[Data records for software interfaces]
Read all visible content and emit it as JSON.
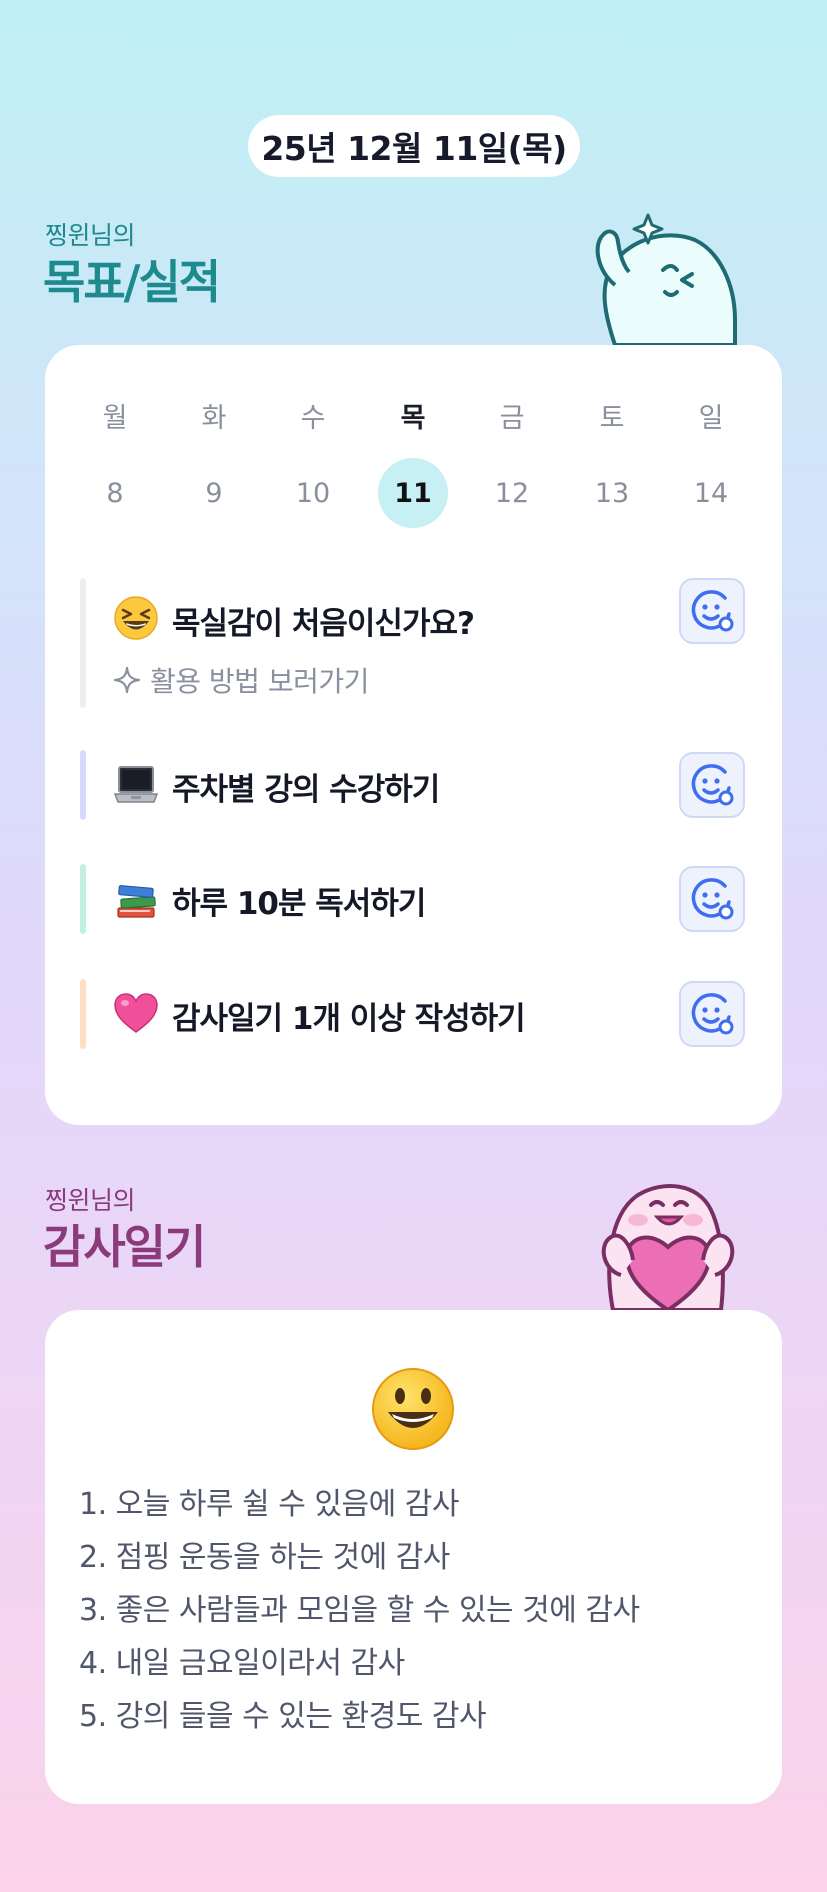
{
  "date": "25년 12월 11일(목)",
  "goals_section": {
    "subtitle": "찡윈님의",
    "title": "목표/실적"
  },
  "calendar": {
    "weekdays": [
      "월",
      "화",
      "수",
      "목",
      "금",
      "토",
      "일"
    ],
    "days": [
      "8",
      "9",
      "10",
      "11",
      "12",
      "13",
      "14"
    ],
    "active_index": 3
  },
  "goals": [
    {
      "icon": "laughing-face-emoji",
      "text": "목실감이 처음이신가요?",
      "bar_color": "#eceef2",
      "link": "활용 방법 보러가기"
    },
    {
      "icon": "laptop-emoji",
      "text": "주차별 강의 수강하기",
      "bar_color": "#d5dbfb"
    },
    {
      "icon": "books-emoji",
      "text": "하루 10분 독서하기",
      "bar_color": "#c3f0e2"
    },
    {
      "icon": "pink-heart-emoji",
      "text": "감사일기 1개 이상 작성하기",
      "bar_color": "#fde0c4"
    }
  ],
  "diary_section": {
    "subtitle": "찡윈님의",
    "title": "감사일기"
  },
  "diary": {
    "mood_icon": "smiling-face-emoji",
    "entries": [
      "1. 오늘 하루 쉴 수 있음에 감사",
      "2. 점핑 운동을 하는 것에 감사",
      "3. 좋은 사람들과 모임을 할 수 있는 것에 감사",
      "4. 내일 금요일이라서 감사",
      "5. 강의 들을 수 있는 환경도 감사"
    ]
  },
  "colors": {
    "accent_teal": "#1d8a8e",
    "accent_purple": "#8b3a7c",
    "button_blue": "#3f6ef0"
  }
}
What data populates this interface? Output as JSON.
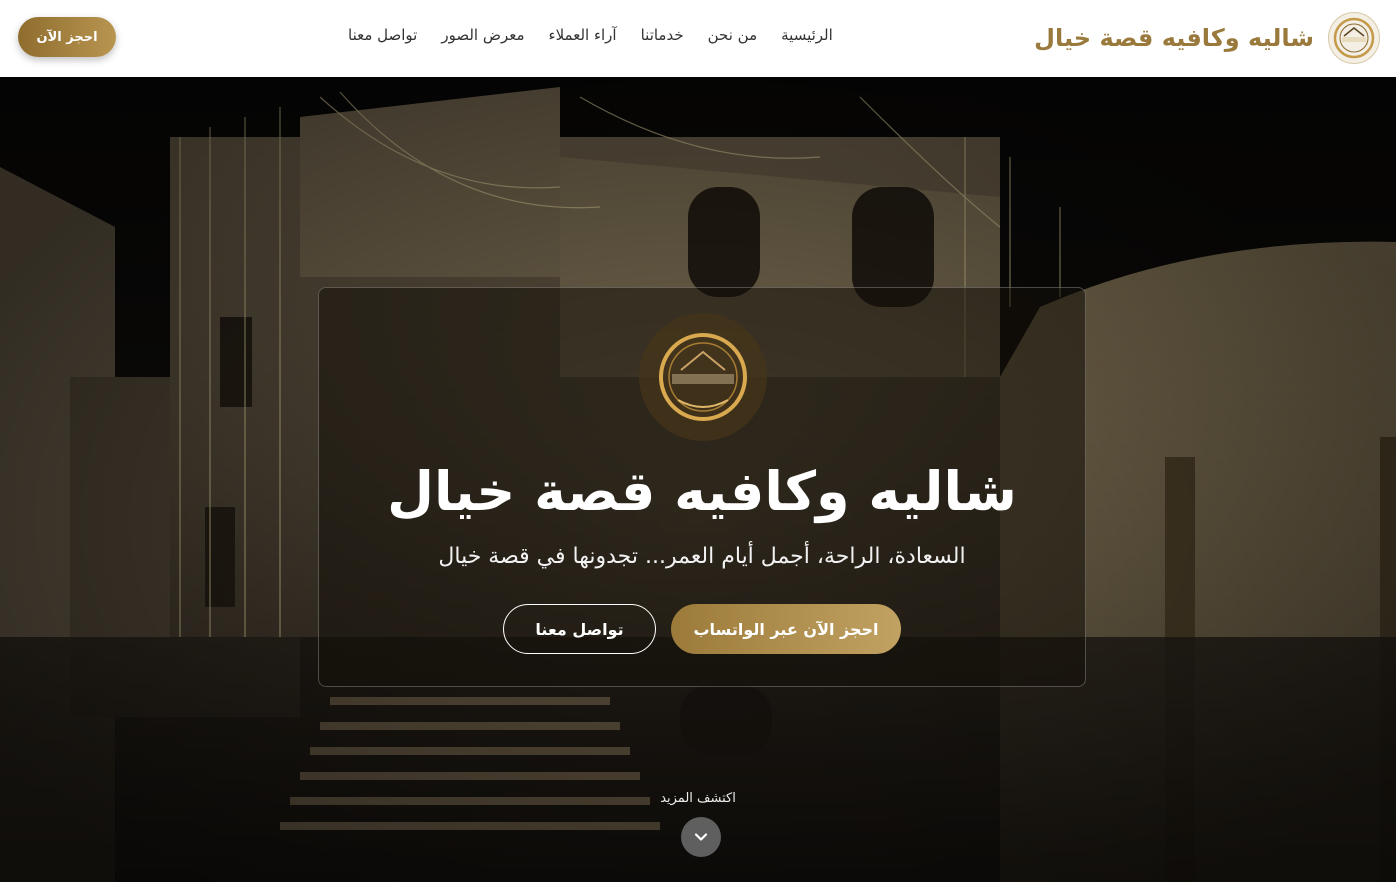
{
  "header": {
    "brand_title": "شاليه وكافيه قصة خيال",
    "brand_logo_icon": "khayal-story-logo-icon",
    "nav": [
      {
        "label": "الرئيسية"
      },
      {
        "label": "من نحن"
      },
      {
        "label": "خدماتنا"
      },
      {
        "label": "آراء العملاء"
      },
      {
        "label": "معرض الصور"
      },
      {
        "label": "تواصل معنا"
      }
    ],
    "cta_label": "احجز الآن"
  },
  "hero": {
    "title": "شاليه وكافيه قصة خيال",
    "subtitle": "السعادة، الراحة، أجمل أيام العمر... تجدونها في قصة خيال",
    "whatsapp_button": "احجز الآن عبر الواتساب",
    "contact_button": "تواصل معنا",
    "discover_label": "اكتشف المزيد",
    "scroll_icon": "chevron-down-icon"
  },
  "colors": {
    "brand_gold": "#9a7a3c",
    "button_gold_start": "#9b7a3a",
    "button_gold_end": "#c2a262",
    "header_bg": "#ffffff"
  }
}
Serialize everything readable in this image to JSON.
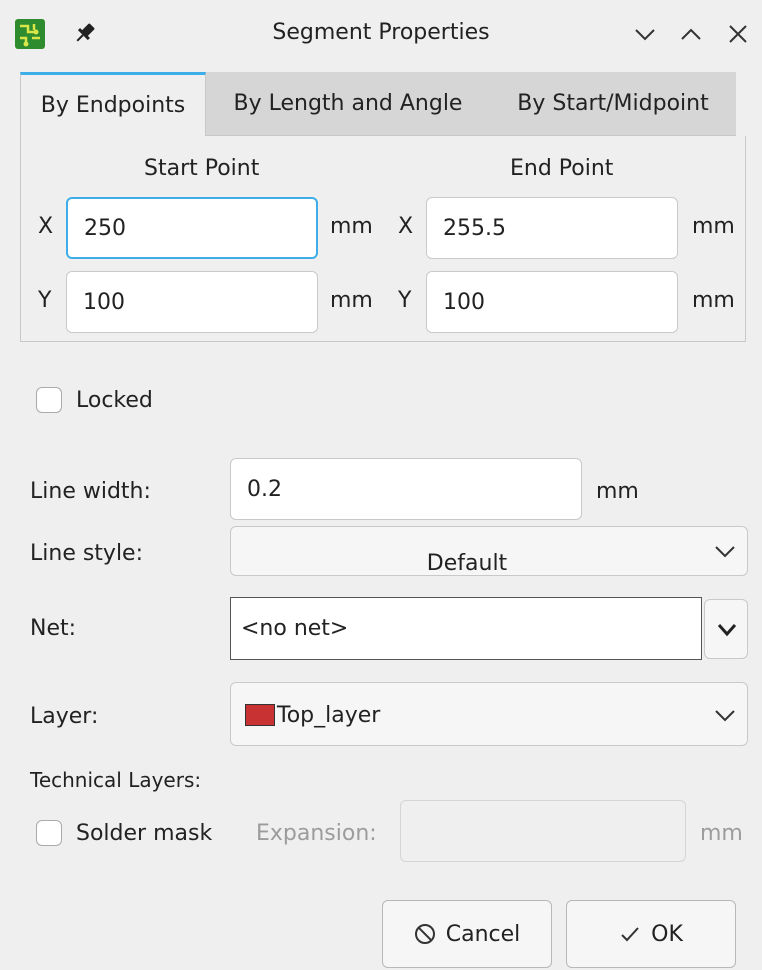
{
  "window": {
    "title": "Segment Properties",
    "app_icon": "kicad-pcb-icon",
    "pin_icon": "pin-icon"
  },
  "tabs": [
    {
      "label": "By Endpoints",
      "active": true
    },
    {
      "label": "By Length and Angle",
      "active": false
    },
    {
      "label": "By Start/Midpoint",
      "active": false
    }
  ],
  "start_point": {
    "heading": "Start Point",
    "x_label": "X",
    "x_value": "250",
    "y_label": "Y",
    "y_value": "100",
    "unit": "mm"
  },
  "end_point": {
    "heading": "End Point",
    "x_label": "X",
    "x_value": "255.5",
    "y_label": "Y",
    "y_value": "100",
    "unit": "mm"
  },
  "locked": {
    "label": "Locked",
    "checked": false
  },
  "line_width": {
    "label": "Line width:",
    "value": "0.2",
    "unit": "mm"
  },
  "line_style": {
    "label": "Line style:",
    "value": "Default"
  },
  "net": {
    "label": "Net:",
    "value": "<no net>"
  },
  "layer": {
    "label": "Layer:",
    "value": "Top_layer",
    "swatch_color": "#c83232"
  },
  "technical_layers": {
    "heading": "Technical Layers:",
    "solder_mask_label": "Solder mask",
    "solder_mask_checked": false,
    "expansion_label": "Expansion:",
    "expansion_value": "",
    "expansion_unit": "mm"
  },
  "buttons": {
    "cancel": "Cancel",
    "ok": "OK"
  },
  "colors": {
    "accent": "#3daee9",
    "background": "#efefef"
  }
}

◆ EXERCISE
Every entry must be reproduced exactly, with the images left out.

◆ EXERCISE RESULT
Read all visible content and emit it as JSON.
{
  "date": "25년 12월 11일(목)",
  "goals_section": {
    "subtitle": "찡윈님의",
    "title": "목표/실적"
  },
  "calendar": {
    "weekdays": [
      "월",
      "화",
      "수",
      "목",
      "금",
      "토",
      "일"
    ],
    "days": [
      "8",
      "9",
      "10",
      "11",
      "12",
      "13",
      "14"
    ],
    "active_index": 3
  },
  "goals": [
    {
      "icon": "laughing-face-emoji",
      "text": "목실감이 처음이신가요?",
      "bar_color": "#eceef2",
      "link": "활용 방법 보러가기"
    },
    {
      "icon": "laptop-emoji",
      "text": "주차별 강의 수강하기",
      "bar_color": "#d5dbfb"
    },
    {
      "icon": "books-emoji",
      "text": "하루 10분 독서하기",
      "bar_color": "#c3f0e2"
    },
    {
      "icon": "pink-heart-emoji",
      "text": "감사일기 1개 이상 작성하기",
      "bar_color": "#fde0c4"
    }
  ],
  "diary_section": {
    "subtitle": "찡윈님의",
    "title": "감사일기"
  },
  "diary": {
    "mood_icon": "smiling-face-emoji",
    "entries": [
      "1. 오늘 하루 쉴 수 있음에 감사",
      "2. 점핑 운동을 하는 것에 감사",
      "3. 좋은 사람들과 모임을 할 수 있는 것에 감사",
      "4. 내일 금요일이라서 감사",
      "5. 강의 들을 수 있는 환경도 감사"
    ]
  },
  "colors": {
    "accent_teal": "#1d8a8e",
    "accent_purple": "#8b3a7c",
    "button_blue": "#3f6ef0"
  }
}
What data populates this interface? Output as JSON.
{
  "header": {
    "brand_title": "شاليه وكافيه قصة خيال",
    "brand_logo_icon": "khayal-story-logo-icon",
    "nav": [
      {
        "label": "الرئيسية"
      },
      {
        "label": "من نحن"
      },
      {
        "label": "خدماتنا"
      },
      {
        "label": "آراء العملاء"
      },
      {
        "label": "معرض الصور"
      },
      {
        "label": "تواصل معنا"
      }
    ],
    "cta_label": "احجز الآن"
  },
  "hero": {
    "title": "شاليه وكافيه قصة خيال",
    "subtitle": "السعادة، الراحة، أجمل أيام العمر... تجدونها في قصة خيال",
    "whatsapp_button": "احجز الآن عبر الواتساب",
    "contact_button": "تواصل معنا",
    "discover_label": "اكتشف المزيد",
    "scroll_icon": "chevron-down-icon"
  },
  "colors": {
    "brand_gold": "#9a7a3c",
    "button_gold_start": "#9b7a3a",
    "button_gold_end": "#c2a262",
    "header_bg": "#ffffff"
  }
}
Serialize everything readable in this image to JSON.
{
  "window": {
    "title": "Segment Properties",
    "app_icon": "kicad-pcb-icon",
    "pin_icon": "pin-icon"
  },
  "tabs": [
    {
      "label": "By Endpoints",
      "active": true
    },
    {
      "label": "By Length and Angle",
      "active": false
    },
    {
      "label": "By Start/Midpoint",
      "active": false
    }
  ],
  "start_point": {
    "heading": "Start Point",
    "x_label": "X",
    "x_value": "250",
    "y_label": "Y",
    "y_value": "100",
    "unit": "mm"
  },
  "end_point": {
    "heading": "End Point",
    "x_label": "X",
    "x_value": "255.5",
    "y_label": "Y",
    "y_value": "100",
    "unit": "mm"
  },
  "locked": {
    "label": "Locked",
    "checked": false
  },
  "line_width": {
    "label": "Line width:",
    "value": "0.2",
    "unit": "mm"
  },
  "line_style": {
    "label": "Line style:",
    "value": "Default"
  },
  "net": {
    "label": "Net:",
    "value": "<no net>"
  },
  "layer": {
    "label": "Layer:",
    "value": "Top_layer",
    "swatch_color": "#c83232"
  },
  "technical_layers": {
    "heading": "Technical Layers:",
    "solder_mask_label": "Solder mask",
    "solder_mask_checked": false,
    "expansion_label": "Expansion:",
    "expansion_value": "",
    "expansion_unit": "mm"
  },
  "buttons": {
    "cancel": "Cancel",
    "ok": "OK"
  },
  "colors": {
    "accent": "#3daee9",
    "background": "#efefef"
  }
}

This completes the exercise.